The Court also remarked that even if there was no consent, it was their view that there was no similarity between the Plaintiff’s mark and the Defendant’s sign. The Court held that the marks were visually dissimilar. Even if there were two similar sounding words i.e. “Tai Hwa” in the Plaintiff’s mark and “Dai Hua” in the Defendant’s sign, both written in Chinese script, the Court, on quantitative assessment of the common syllables appearing in both marks, found that there was insufficient aural commonality between the two.

Passing-off was, however, established. The Court agreed that the Defendant’s use of the Plaintiff’s culinary awards in the Defendant’s advertisements suggested a link between the Defendant’s business and the Plaintiff’s business, and that there was a likelihood of confusion as a result.
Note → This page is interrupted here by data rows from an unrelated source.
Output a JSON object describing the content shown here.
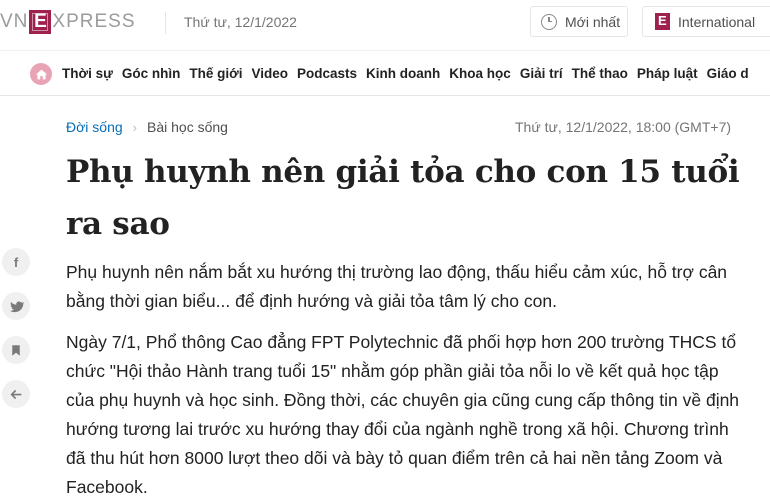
{
  "header": {
    "logo_vn": "VN",
    "logo_e": "E",
    "logo_rest": "XPRESS",
    "date": "Thứ tư, 12/1/2022",
    "latest_label": "Mới nhất",
    "international_label": "International"
  },
  "nav": {
    "items": [
      "Thời sự",
      "Góc nhìn",
      "Thế giới",
      "Video",
      "Podcasts",
      "Kinh doanh",
      "Khoa học",
      "Giải trí",
      "Thể thao",
      "Pháp luật",
      "Giáo d"
    ]
  },
  "article": {
    "category": "Đời sống",
    "subcategory": "Bài học sống",
    "datetime": "Thứ tư, 12/1/2022, 18:00 (GMT+7)",
    "title": "Phụ huynh nên giải tỏa cho con 15 tuổi ra sao",
    "lead": "Phụ huynh nên nắm bắt xu hướng thị trường lao động, thấu hiểu cảm xúc, hỗ trợ cân bằng thời gian biểu... để định hướng và giải tỏa tâm lý cho con.",
    "paragraph": "Ngày 7/1, Phổ thông Cao đẳng FPT Polytechnic đã phối hợp hơn 200 trường THCS tổ chức \"Hội thảo Hành trang tuổi 15\" nhằm góp phần giải tỏa nỗi lo về kết quả học tập của phụ huynh và học sinh. Đồng thời, các chuyên gia cũng cung cấp thông tin về định hướng tương lai trước xu hướng thay đổi của ngành nghề trong xã hội. Chương trình đã thu hút hơn 8000 lượt theo dõi và bày tỏ quan điểm trên cả hai nền tảng Zoom và Facebook."
  },
  "social": {
    "facebook_glyph": "f",
    "twitter_glyph": "t",
    "bookmark_glyph": "▮",
    "back_glyph": "←"
  },
  "colors": {
    "brand": "#9f224e",
    "link": "#076db6"
  }
}
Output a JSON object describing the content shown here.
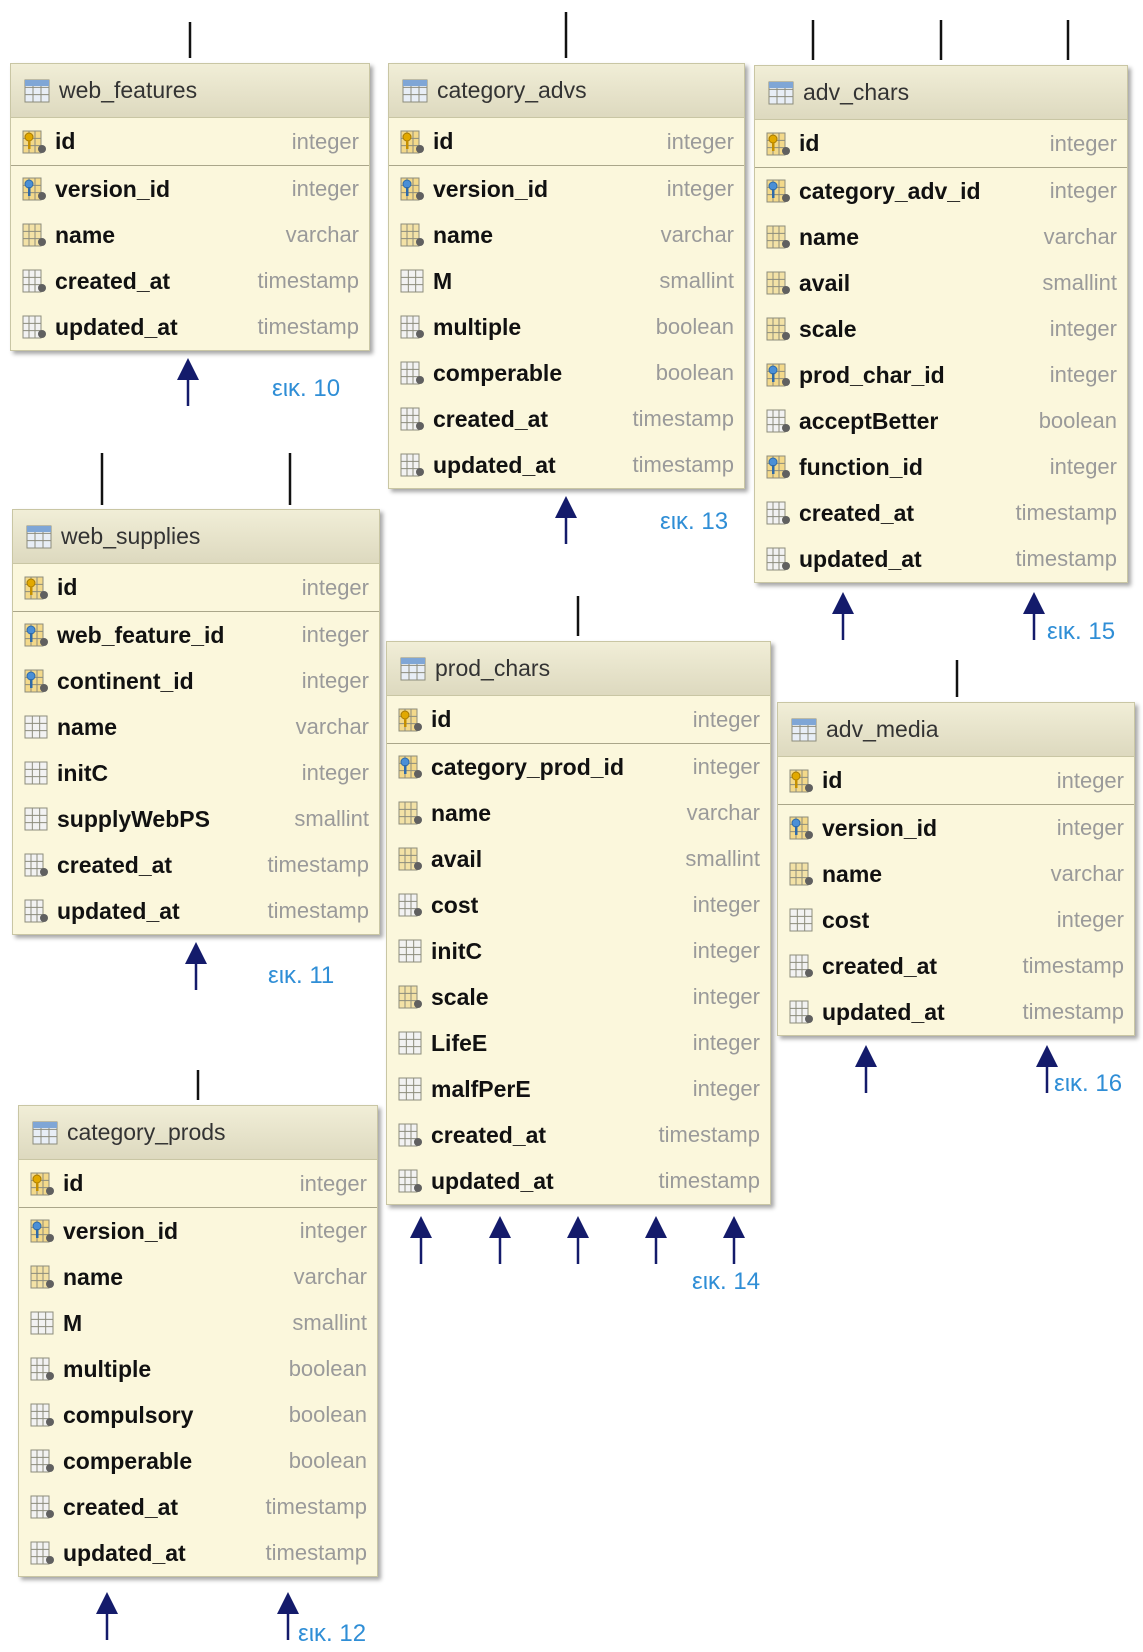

Nevertheless, the Plaintiff was only awarded nominal damages for the loss of the Plaintiff’s goodwill, as the Court found that the Plaintiff could not credibly quantify his loss arising from the Defendant’s passing-off. The Plaintiff however, was entitled to an order restraining the Defendant from the unauthorised use of the Plaintiff’s culinary awards.